RECORDS FOR THIS TASK ::
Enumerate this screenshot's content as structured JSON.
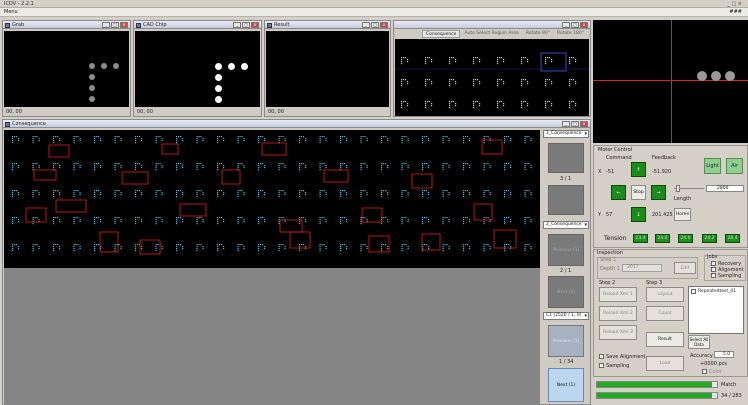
{
  "app": {
    "title": "ICDV - 2.2.1",
    "title_right": "_ □ ×"
  },
  "menu": {
    "items": [
      "Menu"
    ],
    "right": "###"
  },
  "colors": {
    "accent_green": "#1c8a1c",
    "light_green": "#8ecf8e",
    "alarm_red": "#e02020",
    "cyan_dots": "#4fb8d8"
  },
  "windows": {
    "grab": {
      "title": "Grab",
      "coord": "00, 00"
    },
    "cad_chip": {
      "title": "CAD Chip",
      "coord": "00, 00"
    },
    "result": {
      "title": "Result",
      "coord": "00, 00"
    },
    "consequence_top": {
      "tabs": [
        "Consequence",
        "Auto Select Region Area",
        "Rotate 90°",
        "Rotate 180°"
      ]
    },
    "consequence_main": {
      "title": "Consequence"
    }
  },
  "side": {
    "select1": "1_Consequence",
    "count1": "3 / 1",
    "select2": "2_Consequence",
    "previous_label": "Previous (1)",
    "count2": "2 / 1",
    "next_label": "Next (1)",
    "select3": "C1 (2520 / 1, 0)",
    "previous2_label": "Previous (1)",
    "count3": "1 / 34",
    "next_bottom": "Next (1)"
  },
  "motor": {
    "title": "Motor Control",
    "col_command": "Command",
    "col_feedback": "Feedback",
    "x_label": "X",
    "x_val": "-51",
    "x_feedback": "-51.920",
    "y_label": "Y",
    "y_val": "57",
    "y_feedback": "201.425",
    "stop": "Stop",
    "home": "Home",
    "light": "Light",
    "air": "Air",
    "length_label": "Length",
    "speed_val": "2800",
    "up_arrow": "↑",
    "down_arrow": "↓",
    "left_arrow": "←",
    "right_arrow": "→"
  },
  "tension": {
    "label": "Tension",
    "values": [
      "23.4",
      "24.0",
      "24.0",
      "24.2",
      "26.4"
    ]
  },
  "inspection": {
    "title": "Inspection",
    "step1_group": "Step 1",
    "depth_label": "Depth 1",
    "depth_value": "2017",
    "edit": "Edit",
    "step2": "Step 2",
    "step3": "Step 3",
    "reload_buttons": [
      "Reload Xml 1",
      "Reload Xml 2",
      "Reload Xml 3"
    ],
    "step3_buttons": [
      "Layout",
      "Count",
      "Result"
    ],
    "save_alignment": "Save Alignment",
    "sampling": "Sampling",
    "load": "Load",
    "select_all": "Select All Data",
    "list_item": "Repeatedtest_01",
    "jobs": {
      "title": "Jobs",
      "items": [
        "Recovery",
        "Alignment",
        "Sampling"
      ]
    },
    "accuracy_label": "Accuracy",
    "accuracy_val": "5.0",
    "pitch_label": "+0000 pcs",
    "color_label": "Color"
  },
  "progress": [
    {
      "label": "Match",
      "fraction": 0.96
    },
    {
      "label": "34 / 283",
      "fraction": 0.96
    }
  ]
}
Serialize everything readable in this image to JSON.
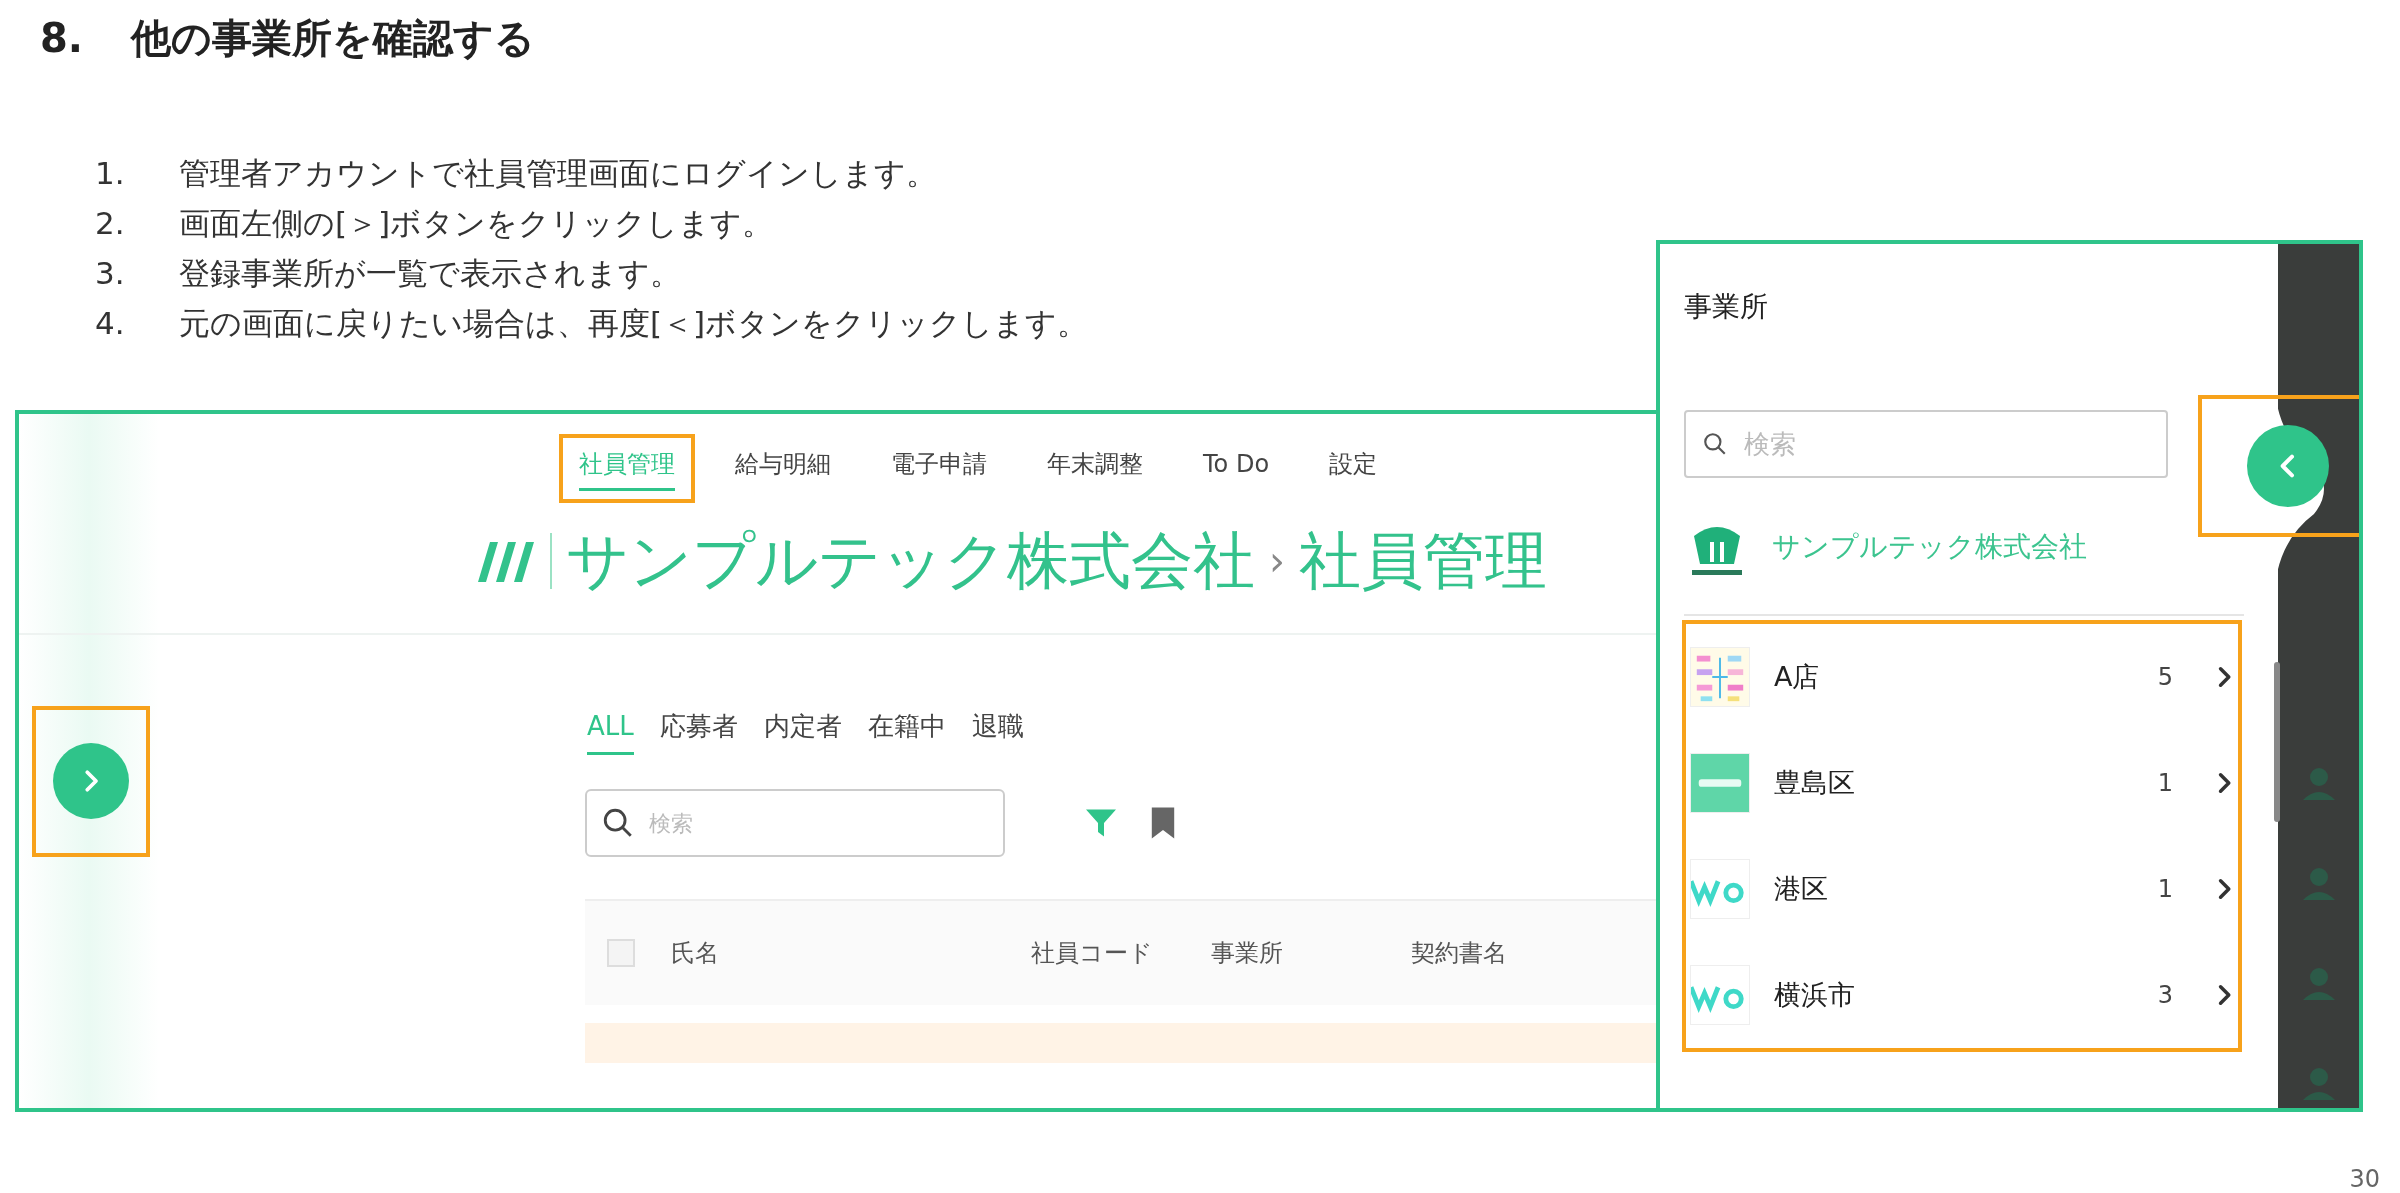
{
  "heading": {
    "number": "8.",
    "title": "他の事業所を確認する"
  },
  "steps": [
    {
      "number": "1.",
      "text": "管理者アカウントで社員管理画面にログインします。"
    },
    {
      "number": "2.",
      "text": "画面左側の[＞]ボタンをクリックします。"
    },
    {
      "number": "3.",
      "text": "登録事業所が一覧で表示されます。"
    },
    {
      "number": "4.",
      "text": "元の画面に戻りたい場合は、再度[＜]ボタンをクリックします。"
    }
  ],
  "employee_screen": {
    "nav_tabs": [
      {
        "label": "社員管理",
        "selected": true,
        "highlighted": true
      },
      {
        "label": "給与明細",
        "selected": false,
        "highlighted": false
      },
      {
        "label": "電子申請",
        "selected": false,
        "highlighted": false
      },
      {
        "label": "年末調整",
        "selected": false,
        "highlighted": false
      },
      {
        "label": "To Do",
        "selected": false,
        "highlighted": false
      },
      {
        "label": "設定",
        "selected": false,
        "highlighted": false
      }
    ],
    "breadcrumb": {
      "company": "サンプルテック株式会社",
      "separator": "›",
      "page": "社員管理"
    },
    "status_tabs": [
      {
        "label": "ALL",
        "selected": true
      },
      {
        "label": "応募者",
        "selected": false
      },
      {
        "label": "内定者",
        "selected": false
      },
      {
        "label": "在籍中",
        "selected": false
      },
      {
        "label": "退職",
        "selected": false
      }
    ],
    "search": {
      "placeholder": "検索"
    },
    "table": {
      "select_all_checked": false,
      "columns": [
        "氏名",
        "社員コード",
        "事業所",
        "契約書名"
      ]
    },
    "expand_button": {
      "highlighted": true
    }
  },
  "office_panel": {
    "title": "事業所",
    "search": {
      "placeholder": "検索"
    },
    "company": {
      "name": "サンプルテック株式会社"
    },
    "offices_highlighted": true,
    "offices": [
      {
        "name": "A店",
        "count": "5",
        "kind": "mosaic"
      },
      {
        "name": "豊島区",
        "count": "1",
        "kind": "logo"
      },
      {
        "name": "港区",
        "count": "1",
        "kind": "banner"
      },
      {
        "name": "横浜市",
        "count": "3",
        "kind": "banner"
      }
    ],
    "collapse_button": {
      "highlighted": true
    }
  },
  "page_number": "30"
}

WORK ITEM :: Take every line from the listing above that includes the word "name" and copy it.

REPLY ::
      "name": "サンプルテック株式会社"
        "name": "A店",
        "name": "豊島区",
        "name": "港区",
        "name": "横浜市",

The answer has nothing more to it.